Chicken update – throwing money at a problem

The novelty of writing a blog has definitely worn off. Work has been busy and finding the time to write anything of interest has proven difficult. The novelty of extended working from home has also gone and the grim reality of a long, dark and cold winter has set in.

Despite this all we have made good progress on the chicken front. In a fit of lock down virtue I decided to demolish the old dog kennel and run that we had used for our chicken coop. When we first moved in, we thought this looked ideal. Pretty soon after, the challenge of keeping chickens in a building not designed for the purpose became apparent. Cleaning out was a laborious process that required full PPE. It wasn’t a job that could be done by my children so I ended up doing it – and resenting my chickens as a consequence.

Incredibly I was able to dismantle the steel cage and find someone who wanted it. The old wooden dog kennel was dispatched quickly with the only tool I have any confidence in using – the sledge hammer.

Old chicken coop and run
Successful demolition

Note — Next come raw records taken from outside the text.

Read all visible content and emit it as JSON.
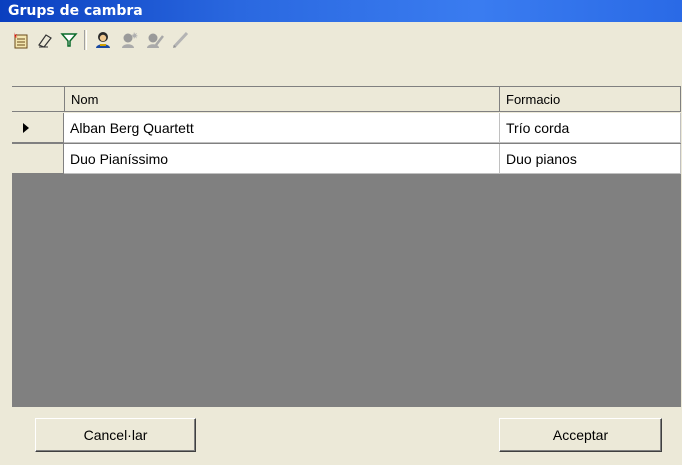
{
  "window": {
    "title": "Grups de cambra"
  },
  "toolbar": {
    "buttons": [
      {
        "icon": "new-record-icon"
      },
      {
        "icon": "eraser-icon"
      },
      {
        "icon": "filter-icon"
      },
      {
        "icon": "person-icon"
      },
      {
        "icon": "person-add-icon",
        "disabled": true
      },
      {
        "icon": "person-edit-icon",
        "disabled": true
      },
      {
        "icon": "pencil-icon",
        "disabled": true
      }
    ]
  },
  "grid": {
    "columns": [
      "Nom",
      "Formacio"
    ],
    "rows": [
      {
        "current": true,
        "nom": "Alban Berg Quartett",
        "formacio": "Trío corda"
      },
      {
        "current": false,
        "nom": "Duo Pianíssimo",
        "formacio": "Duo pianos"
      }
    ]
  },
  "footer": {
    "cancel_label": "Cancel·lar",
    "accept_label": "Acceptar"
  }
}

In parallel I had found on eBay an Omlet Cube Mk 2 chicken coop. I found myself drawn to the slick videos of how easy it was to clean, with happy children cleaning it on their own. This was selling the dream – not the shit covered reality I was living. I was slightly appalled at the cost of a new one direct from Omlet but went ahead anyway – only to discover thanks to Covid, the world and his wife were buying chickens and there was a two month wait for new ones. Instead I found a pretty decent second hand one on eBay for about the same price as the new one, such was the strength of the secondary market.

Within about 5 minutes of setting up my new Omlet it became apparent how brilliant it is. It is really easy to clean, my children can do it. Collecting the eggs is effortless and shutting them up at night took seconds. My old dog run and kennel involved physically climbing into the coop to collect eggs or clean. The hens seem happier too, I suspect because even though the coop is physically smaller, it has far more roosting space.

New coop complete with automatic door thing

After a few months of ownership we decided to head down to Dorset for a long weekend. We didn’t want to trouble our neighbours so ordered the excellent automatic chicken door for the coop. This was a revelation. It opens and closes the coop door shortly after dawn or sunset. Hands free chicken keeping! While ideal for a weekend away, as the evenings have drawn in, it has made chicken keeping much easier and significantly reduces the risk of fox attack because we’ve forgotten to shut the coop door.

We’ve spent a collective fortune on our Omlet and automatic door but the overall improvement on keeping chickens is immeasurable. I no longer need to clamber into and awkward small shed and sweep up chicken poo or remember to put them to bed at night – throwing money at this particular problems has definitely been a good move.

Further reflections on chickens

You are expecting me to go on about how superior our home produced eggs are to the crap ones you get from supermarkets produced by battery hens. You are right to a degree, the eggs are very good, but the eggs I buy from a supermarket have a use by date on, produced by hens that have all their vaccinations and who don’t compete with crows or plague carrying migratory birds for food.

For all their deliciousness, before I pop my poached or scrambled egg into my mouth a pang of anxiety is triggered. Will this be my last? Will I contract some extraordinary illness from our semi-wild hens. Should I have cooked them a little longer.

I advise you not to google chicken diseases and illnesses – e coli, salmonella, bird flu, the list of things that are potentially resident in your flock doesn’t bear thinking about. My children come bounding back into the house having spent an hour communing with our hens covered in chicken shit. While I insist they wash their hands, I know both my children have their hands nearly permanently in their mouths and god knows what lives under their fingernails.

Wuhan had bats – we have chickens. In my mind it is only a matter of time until some pathogen makes the leap from our hens to us.

This was brought to my mind again recently as Basil has developed an unusual issue with her neck. I am struggling to describe it, it’s as if her head if falling off, or trying to twist itself off with the net effect that her head is at times nearly 180 degrees around the wrong way. Clearly resorting to the authority that is Google, I’ve identified this as “skygazing” and the list of causes range from injury to future Wuhan.

Neck so good…

A couple of weeks have passed and we have tried massaging her crop, giving her some vitamins, putting her in the cage in the house (equivalent of a chicken spa day), none of which seems to have any effect. Luckily the other birds seem fine, so I feel that rules out any contagion.

Apart from the independent movement of body and head, Basil seems fine and shows no other issues apart from not being able to climb up to her perch. I am now required to tuck her in at night, gently placing her on the perch while she gazes up at me with her weirdly angled head. I wash my hands even more thoroughly, just in case.